LONDON - The Japanese yen plunged on Tuesday to the lowest levels versus the U.S. dollar since October 1998, as the Bank of Japan's ultra-loose monetary policy stance continued to weigh.
The yen dropped 0.9% to a new 24-year low of 136.330 per dollar, extending losses which have already seen it shed more than 18% of its value versus the greenback this year.
"The trend is your friend after the Bank of Japan last Friday stuck to its ultra-dovish policy mantra," said Kenneth Broux, an FX strategist at Societe Generale.
The currency lost more ground after the Bank of Japan on Friday dashed any expectations of a change in policy and continued to stand alone in its commitment to ultra-easy monetary settings.
Instead it has been ramping up bond-buying to hold 10-year yields in a targeted 0%-0.25% range. But despite its efforts, the yield remains at the upper end of that target Earlier in the day Japanese Prime Minister Fumio Kishida effectively gave the green light to sell yen when he said the BoJ should maintain its ultra-loose monetary policy.
He brushed aside calls for the policy to be tweaked to target rising living costs.
The yen's decline was also accelerated by some stop losses broken around the 135.60 levels, according to analysts, who noted New York traders had been absent on Monday, a U.S. public holiday.
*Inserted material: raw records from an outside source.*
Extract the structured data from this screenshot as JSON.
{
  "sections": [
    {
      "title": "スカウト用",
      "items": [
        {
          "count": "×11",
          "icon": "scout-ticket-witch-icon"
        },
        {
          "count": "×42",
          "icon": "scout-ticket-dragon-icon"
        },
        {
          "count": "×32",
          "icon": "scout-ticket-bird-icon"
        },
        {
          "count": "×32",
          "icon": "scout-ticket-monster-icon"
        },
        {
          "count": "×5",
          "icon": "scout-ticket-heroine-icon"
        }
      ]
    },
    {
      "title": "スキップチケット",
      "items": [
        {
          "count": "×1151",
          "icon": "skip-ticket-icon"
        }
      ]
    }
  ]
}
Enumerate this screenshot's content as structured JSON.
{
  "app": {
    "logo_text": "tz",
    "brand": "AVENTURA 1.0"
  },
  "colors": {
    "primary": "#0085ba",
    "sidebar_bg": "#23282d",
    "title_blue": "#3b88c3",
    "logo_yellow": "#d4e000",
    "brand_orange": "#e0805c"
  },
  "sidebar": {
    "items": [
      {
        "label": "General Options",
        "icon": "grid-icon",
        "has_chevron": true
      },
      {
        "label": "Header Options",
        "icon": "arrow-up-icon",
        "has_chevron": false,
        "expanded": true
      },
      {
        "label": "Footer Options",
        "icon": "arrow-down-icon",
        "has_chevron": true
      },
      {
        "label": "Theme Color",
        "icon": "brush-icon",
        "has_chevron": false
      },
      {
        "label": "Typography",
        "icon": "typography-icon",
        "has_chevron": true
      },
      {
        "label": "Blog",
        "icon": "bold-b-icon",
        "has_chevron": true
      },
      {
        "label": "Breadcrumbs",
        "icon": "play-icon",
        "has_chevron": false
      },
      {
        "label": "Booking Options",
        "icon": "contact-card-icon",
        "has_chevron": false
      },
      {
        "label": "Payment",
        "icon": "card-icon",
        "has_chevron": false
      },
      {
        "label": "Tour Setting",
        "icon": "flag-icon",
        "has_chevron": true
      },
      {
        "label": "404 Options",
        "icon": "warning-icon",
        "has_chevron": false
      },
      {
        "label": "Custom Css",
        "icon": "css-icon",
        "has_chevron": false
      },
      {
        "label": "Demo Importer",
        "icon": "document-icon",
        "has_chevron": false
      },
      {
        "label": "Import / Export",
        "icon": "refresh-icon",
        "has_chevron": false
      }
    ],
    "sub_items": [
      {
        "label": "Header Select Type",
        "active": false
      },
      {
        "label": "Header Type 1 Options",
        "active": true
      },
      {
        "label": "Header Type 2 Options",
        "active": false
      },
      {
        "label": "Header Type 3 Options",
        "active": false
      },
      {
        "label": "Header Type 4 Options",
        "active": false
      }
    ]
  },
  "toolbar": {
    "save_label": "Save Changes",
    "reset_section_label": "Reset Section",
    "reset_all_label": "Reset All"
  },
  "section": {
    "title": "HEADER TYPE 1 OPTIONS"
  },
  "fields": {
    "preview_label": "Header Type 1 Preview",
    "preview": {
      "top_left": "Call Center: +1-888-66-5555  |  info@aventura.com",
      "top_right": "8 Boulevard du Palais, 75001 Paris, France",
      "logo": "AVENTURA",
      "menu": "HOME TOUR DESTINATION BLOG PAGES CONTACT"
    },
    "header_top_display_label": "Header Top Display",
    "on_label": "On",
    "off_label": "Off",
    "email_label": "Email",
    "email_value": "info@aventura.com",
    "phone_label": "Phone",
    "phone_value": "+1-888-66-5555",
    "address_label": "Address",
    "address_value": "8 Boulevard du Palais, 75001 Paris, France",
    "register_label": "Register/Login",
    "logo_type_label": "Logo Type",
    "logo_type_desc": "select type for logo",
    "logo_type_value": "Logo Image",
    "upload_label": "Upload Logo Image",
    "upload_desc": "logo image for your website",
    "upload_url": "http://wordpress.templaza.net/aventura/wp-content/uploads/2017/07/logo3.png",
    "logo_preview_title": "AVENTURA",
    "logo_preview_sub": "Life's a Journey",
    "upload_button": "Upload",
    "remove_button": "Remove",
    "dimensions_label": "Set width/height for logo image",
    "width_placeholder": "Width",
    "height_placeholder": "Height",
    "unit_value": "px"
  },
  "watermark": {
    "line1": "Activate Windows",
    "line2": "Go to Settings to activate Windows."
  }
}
By 1230 GMT, the Japanese currency was at 136.19 yen, just off the earlier 24-year low. The yen was also down 1.2% to 143.655 per euro, its lowest level since June 9
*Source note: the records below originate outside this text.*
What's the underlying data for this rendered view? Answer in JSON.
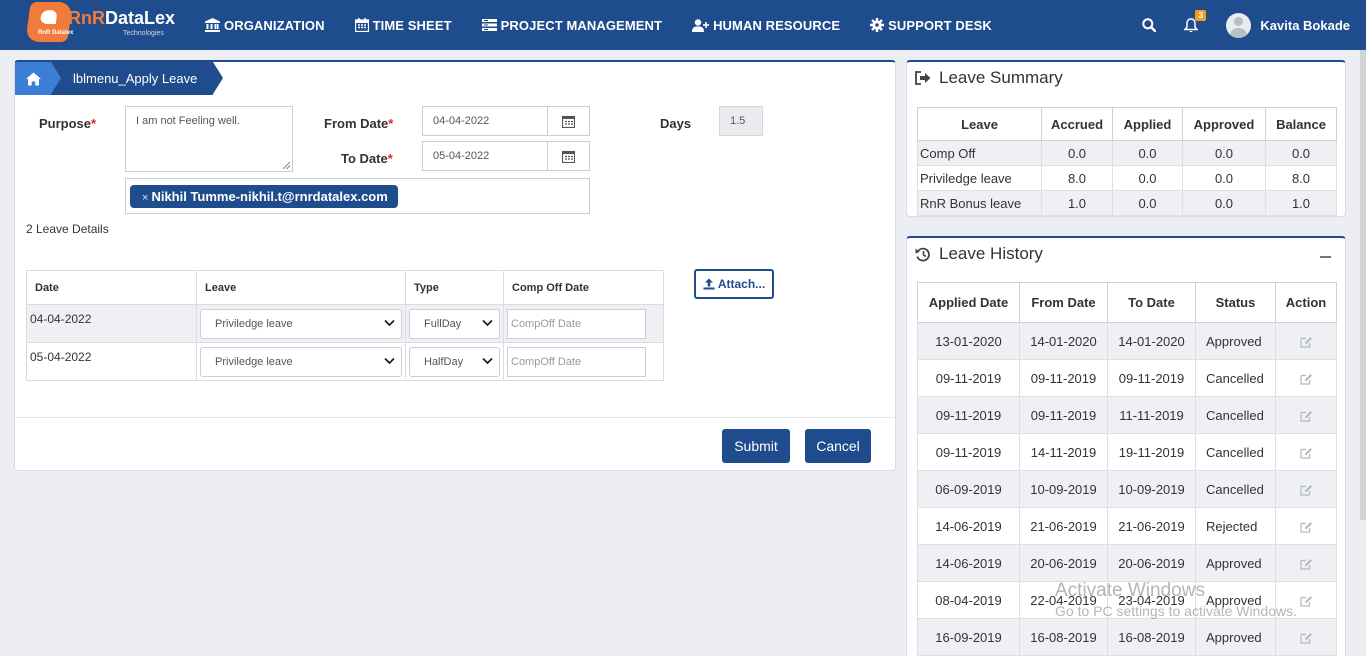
{
  "brand": {
    "name_rn": "RnR",
    "name_rest": "DataLex",
    "mini": "RnR Datalex",
    "tagline": "Technologies"
  },
  "nav": {
    "items": [
      {
        "label": "ORGANIZATION",
        "icon": "bank-icon"
      },
      {
        "label": "TIME SHEET",
        "icon": "calendar-icon"
      },
      {
        "label": "PROJECT MANAGEMENT",
        "icon": "list-icon"
      },
      {
        "label": "HUMAN RESOURCE",
        "icon": "user-plus-icon"
      },
      {
        "label": "SUPPORT DESK",
        "icon": "gear-icon"
      }
    ],
    "notification_count": "3",
    "user_name": "Kavita Bokade"
  },
  "breadcrumb": {
    "label": "lblmenu_Apply Leave"
  },
  "form": {
    "purpose_label": "Purpose",
    "purpose_value": "I am not Feeling well.",
    "from_label": "From Date",
    "from_value": "04-04-2022",
    "to_label": "To Date",
    "to_value": "05-04-2022",
    "days_label": "Days",
    "days_value": "1.5",
    "required_mark": "*",
    "notify_tag": "Nikhil Tumme-nikhil.t@rnrdatalex.com",
    "tag_remove": "×",
    "leave_count_text": "2 Leave Details",
    "attach_label": "Attach..."
  },
  "details": {
    "headers": [
      "Date",
      "Leave",
      "Type",
      "Comp Off Date"
    ],
    "rows": [
      {
        "date": "04-04-2022",
        "leave": "Priviledge leave",
        "type": "FullDay",
        "comp_placeholder": "CompOff Date"
      },
      {
        "date": "05-04-2022",
        "leave": "Priviledge leave",
        "type": "HalfDay",
        "comp_placeholder": "CompOff Date"
      }
    ]
  },
  "actions": {
    "submit": "Submit",
    "cancel": "Cancel"
  },
  "summary": {
    "title": "Leave Summary",
    "headers": [
      "Leave",
      "Accrued",
      "Applied",
      "Approved",
      "Balance"
    ],
    "rows": [
      [
        "Comp Off",
        "0.0",
        "0.0",
        "0.0",
        "0.0"
      ],
      [
        "Priviledge leave",
        "8.0",
        "0.0",
        "0.0",
        "8.0"
      ],
      [
        "RnR Bonus leave",
        "1.0",
        "0.0",
        "0.0",
        "1.0"
      ]
    ]
  },
  "history": {
    "title": "Leave History",
    "headers": [
      "Applied Date",
      "From Date",
      "To Date",
      "Status",
      "Action"
    ],
    "rows": [
      [
        "13-01-2020",
        "14-01-2020",
        "14-01-2020",
        "Approved"
      ],
      [
        "09-11-2019",
        "09-11-2019",
        "09-11-2019",
        "Cancelled"
      ],
      [
        "09-11-2019",
        "09-11-2019",
        "11-11-2019",
        "Cancelled"
      ],
      [
        "09-11-2019",
        "14-11-2019",
        "19-11-2019",
        "Cancelled"
      ],
      [
        "06-09-2019",
        "10-09-2019",
        "10-09-2019",
        "Cancelled"
      ],
      [
        "14-06-2019",
        "21-06-2019",
        "21-06-2019",
        "Rejected"
      ],
      [
        "14-06-2019",
        "20-06-2019",
        "20-06-2019",
        "Approved"
      ],
      [
        "08-04-2019",
        "22-04-2019",
        "23-04-2019",
        "Approved"
      ],
      [
        "16-09-2019",
        "16-08-2019",
        "16-08-2019",
        "Approved"
      ]
    ]
  },
  "watermark": {
    "line1": "Activate Windows",
    "line2": "Go to PC settings to activate Windows."
  },
  "colors": {
    "primary": "#1f4c8d",
    "accent": "#3a7fd5",
    "badge": "#f0a020",
    "required": "#d9262b"
  }
}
The yen has lost more than any other major currency against the greenback, as the BOJ's dovish policy stance stands in stark contrast to the general hawkishness among global policymakers.
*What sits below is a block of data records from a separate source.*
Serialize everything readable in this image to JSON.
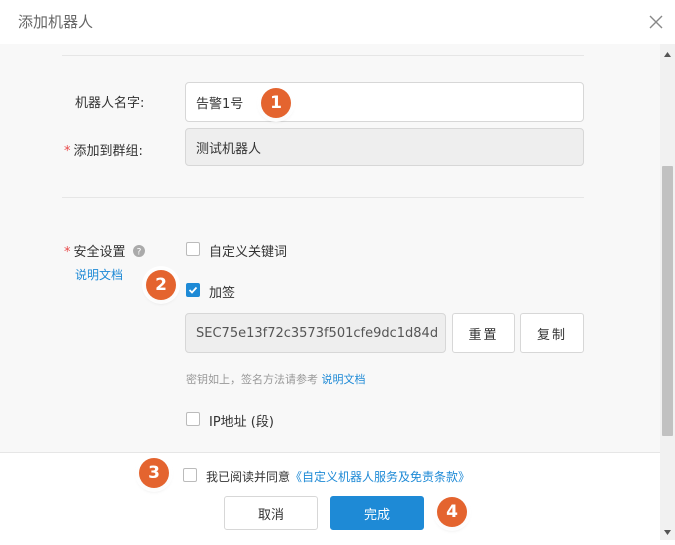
{
  "dialog": {
    "title": "添加机器人"
  },
  "form": {
    "robot_name_label": "机器人名字:",
    "robot_name_value": "告警1号",
    "group_required_mark": "*",
    "group_label": "添加到群组:",
    "group_value": "测试机器人",
    "security_required_mark": "*",
    "security_label": "安全设置",
    "security_help_link": "说明文档",
    "keyword_option": "自定义关键词",
    "sign_option": "加签",
    "secret_value": "SEC75e13f72c3573f501cfe9dc1d84d",
    "reset_button": "重置",
    "copy_button": "复制",
    "hint_text": "密钥如上，签名方法请参考",
    "hint_link": "说明文档",
    "ip_option": "IP地址 (段)"
  },
  "footer": {
    "agree_text": "我已阅读并同意",
    "agree_link": "《自定义机器人服务及免责条款》",
    "cancel_button": "取消",
    "confirm_button": "完成"
  },
  "annotations": [
    "1",
    "2",
    "3",
    "4"
  ],
  "colors": {
    "accent": "#1e8ad6",
    "badge": "#e4642f",
    "required": "#e84a4a"
  }
}
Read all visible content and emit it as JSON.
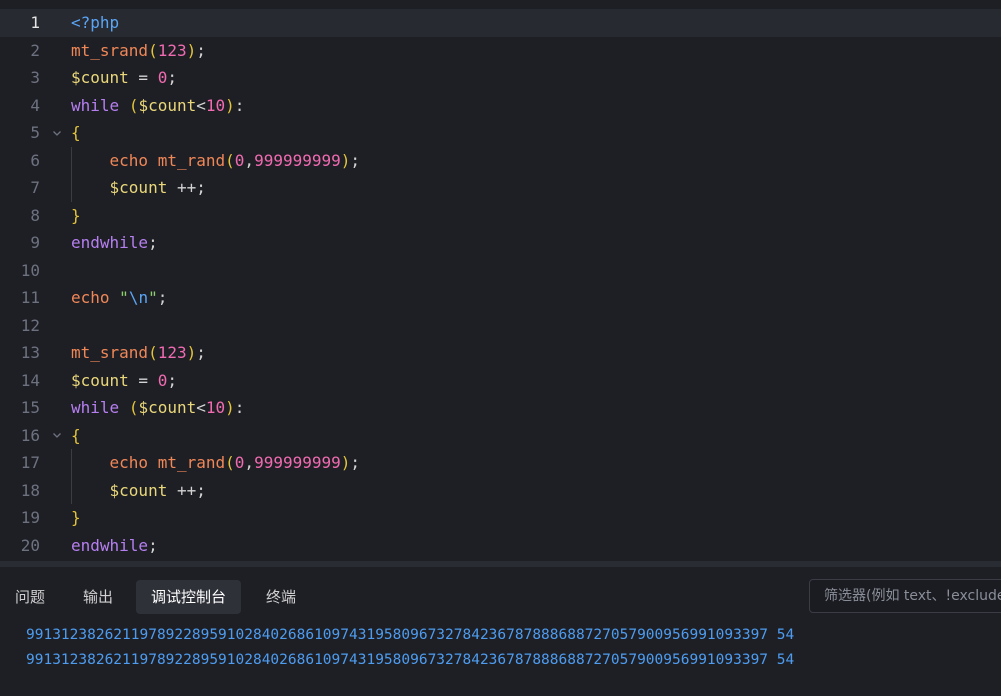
{
  "editor": {
    "current_line": 1,
    "lines": [
      {
        "n": "1",
        "tokens": [
          [
            "t-tag",
            "<?php"
          ]
        ]
      },
      {
        "n": "2",
        "tokens": [
          [
            "t-fn",
            "mt_srand"
          ],
          [
            "t-paren",
            "("
          ],
          [
            "t-num",
            "123"
          ],
          [
            "t-paren",
            ")"
          ],
          [
            "t-op",
            ";"
          ]
        ]
      },
      {
        "n": "3",
        "tokens": [
          [
            "t-var",
            "$count"
          ],
          [
            "t-op",
            " = "
          ],
          [
            "t-num",
            "0"
          ],
          [
            "t-op",
            ";"
          ]
        ]
      },
      {
        "n": "4",
        "tokens": [
          [
            "t-kw",
            "while"
          ],
          [
            "t-op",
            " "
          ],
          [
            "t-paren",
            "("
          ],
          [
            "t-var",
            "$count"
          ],
          [
            "t-op",
            "<"
          ],
          [
            "t-num",
            "10"
          ],
          [
            "t-paren",
            ")"
          ],
          [
            "t-op",
            ":"
          ]
        ]
      },
      {
        "n": "5",
        "fold": true,
        "tokens": [
          [
            "t-paren",
            "{"
          ]
        ]
      },
      {
        "n": "6",
        "tokens": [
          [
            "t-op",
            "    "
          ],
          [
            "t-fn",
            "echo"
          ],
          [
            "t-op",
            " "
          ],
          [
            "t-fn",
            "mt_rand"
          ],
          [
            "t-paren",
            "("
          ],
          [
            "t-num",
            "0"
          ],
          [
            "t-op",
            ","
          ],
          [
            "t-num",
            "999999999"
          ],
          [
            "t-paren",
            ")"
          ],
          [
            "t-op",
            ";"
          ]
        ]
      },
      {
        "n": "7",
        "tokens": [
          [
            "t-op",
            "    "
          ],
          [
            "t-var",
            "$count"
          ],
          [
            "t-op",
            " ++;"
          ]
        ]
      },
      {
        "n": "8",
        "tokens": [
          [
            "t-paren",
            "}"
          ]
        ]
      },
      {
        "n": "9",
        "tokens": [
          [
            "t-kw",
            "endwhile"
          ],
          [
            "t-op",
            ";"
          ]
        ]
      },
      {
        "n": "10",
        "tokens": []
      },
      {
        "n": "11",
        "tokens": [
          [
            "t-fn",
            "echo"
          ],
          [
            "t-op",
            " "
          ],
          [
            "t-str",
            "\""
          ],
          [
            "t-esc",
            "\\n"
          ],
          [
            "t-str",
            "\""
          ],
          [
            "t-op",
            ";"
          ]
        ]
      },
      {
        "n": "12",
        "tokens": []
      },
      {
        "n": "13",
        "tokens": [
          [
            "t-fn",
            "mt_srand"
          ],
          [
            "t-paren",
            "("
          ],
          [
            "t-num",
            "123"
          ],
          [
            "t-paren",
            ")"
          ],
          [
            "t-op",
            ";"
          ]
        ]
      },
      {
        "n": "14",
        "tokens": [
          [
            "t-var",
            "$count"
          ],
          [
            "t-op",
            " = "
          ],
          [
            "t-num",
            "0"
          ],
          [
            "t-op",
            ";"
          ]
        ]
      },
      {
        "n": "15",
        "tokens": [
          [
            "t-kw",
            "while"
          ],
          [
            "t-op",
            " "
          ],
          [
            "t-paren",
            "("
          ],
          [
            "t-var",
            "$count"
          ],
          [
            "t-op",
            "<"
          ],
          [
            "t-num",
            "10"
          ],
          [
            "t-paren",
            ")"
          ],
          [
            "t-op",
            ":"
          ]
        ]
      },
      {
        "n": "16",
        "fold": true,
        "tokens": [
          [
            "t-paren",
            "{"
          ]
        ]
      },
      {
        "n": "17",
        "tokens": [
          [
            "t-op",
            "    "
          ],
          [
            "t-fn",
            "echo"
          ],
          [
            "t-op",
            " "
          ],
          [
            "t-fn",
            "mt_rand"
          ],
          [
            "t-paren",
            "("
          ],
          [
            "t-num",
            "0"
          ],
          [
            "t-op",
            ","
          ],
          [
            "t-num",
            "999999999"
          ],
          [
            "t-paren",
            ")"
          ],
          [
            "t-op",
            ";"
          ]
        ]
      },
      {
        "n": "18",
        "tokens": [
          [
            "t-op",
            "    "
          ],
          [
            "t-var",
            "$count"
          ],
          [
            "t-op",
            " ++;"
          ]
        ]
      },
      {
        "n": "19",
        "tokens": [
          [
            "t-paren",
            "}"
          ]
        ]
      },
      {
        "n": "20",
        "tokens": [
          [
            "t-kw",
            "endwhile"
          ],
          [
            "t-op",
            ";"
          ]
        ]
      }
    ],
    "fold_icon": "chevron-down-icon"
  },
  "panel": {
    "tabs": [
      {
        "label": "问题",
        "active": false
      },
      {
        "label": "输出",
        "active": false
      },
      {
        "label": "调试控制台",
        "active": true
      },
      {
        "label": "终端",
        "active": false
      }
    ],
    "filter_placeholder": "筛选器(例如 text、!exclude)",
    "output_lines": [
      "9913123826211978922895910284026861097431958096732784236787888688727057900956991093397 54",
      "9913123826211978922895910284026861097431958096732784236787888688727057900956991093397 54"
    ]
  },
  "colors": {
    "background": "#1e1f25",
    "current_line": "#282a31",
    "output_text": "#4d9cf0"
  }
}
(Reporting by Samuel Indyk; Writing by Saikat Chatterjee; Editing by Sujata Rao)